If you have same points of entries (e.g. kernel names, launch parameters, arguments are same) then you can rely on precompiler (this is from grabCut CUDA SDK sample):
#if __CUDA_ARCH__ < 200
unsigned int gmm_flags_bvec = 0;
for (int i=0; i<32; ++i)
if (gmm_flags[i] > 0)
gmm_flags_bvec |= 1 << i;
tile_gmms[blockIdx.y * gridDim.x + blockIdx.x] = gmm_flags_bvec;
tile_gmms[blockIdx.y * gridDim.x + blockIdx.x] = __ballot(gmm_flags[threadIdx.x] > 0);
then you would have to pass several -gencode arguments to NVCC - and it will build different kernels and include them in your executable. Driver will automatically pick the proper kernel for your device when application is running.
Then, if your host code differs between different device architectures (e.g. you do less on the device if it is really old) you can create several CU for different compute capabilities - and have every CU file will export host function that would serve as an entry point.

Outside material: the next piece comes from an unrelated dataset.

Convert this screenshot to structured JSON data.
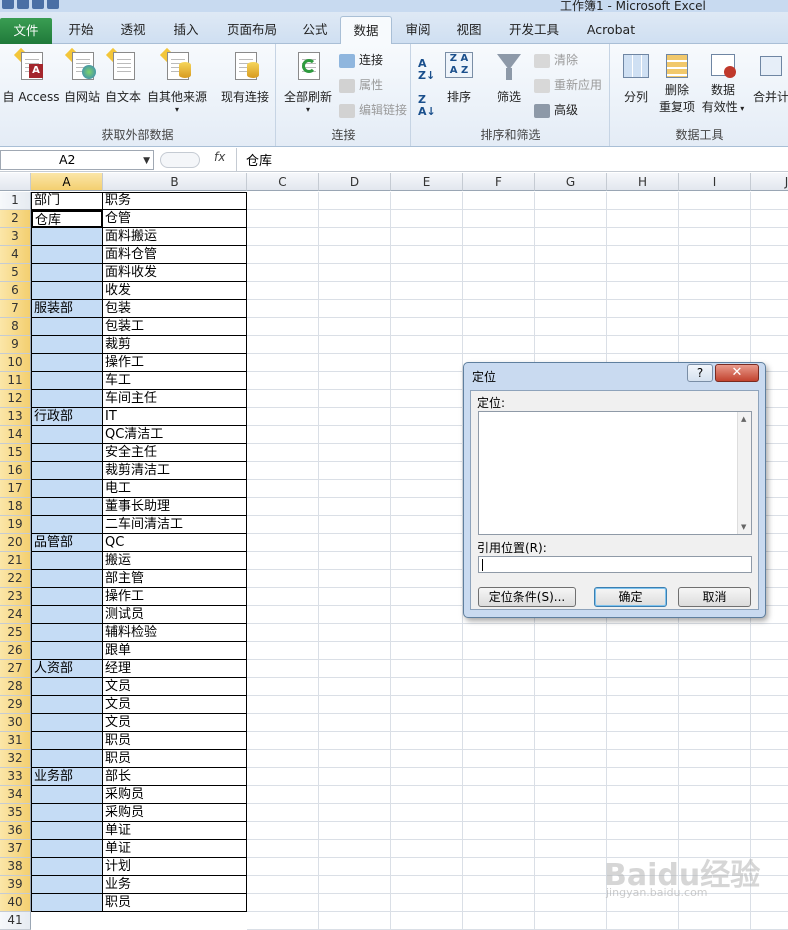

It will be your application responsibility to use proper entry point depending on available hardware.
E.g. you would have application_logic_sm3x.cu that contains kernels that use SM 3.x features and a regular C function called compute_sm3x(...). Application_logic_sm2x.cu will use SM 2.x features and a contain C function called compute_sm2x(...).
Your main.cpp function will use cudaGetDeviceProperties and then call either compute_sm3x or compute_sm2x depending on available hardware.
Update You can take a look at simplePrintf sample from CUDA Toolkit 5.0 - it has slightly different code paths for 1.x and 2.x and newer.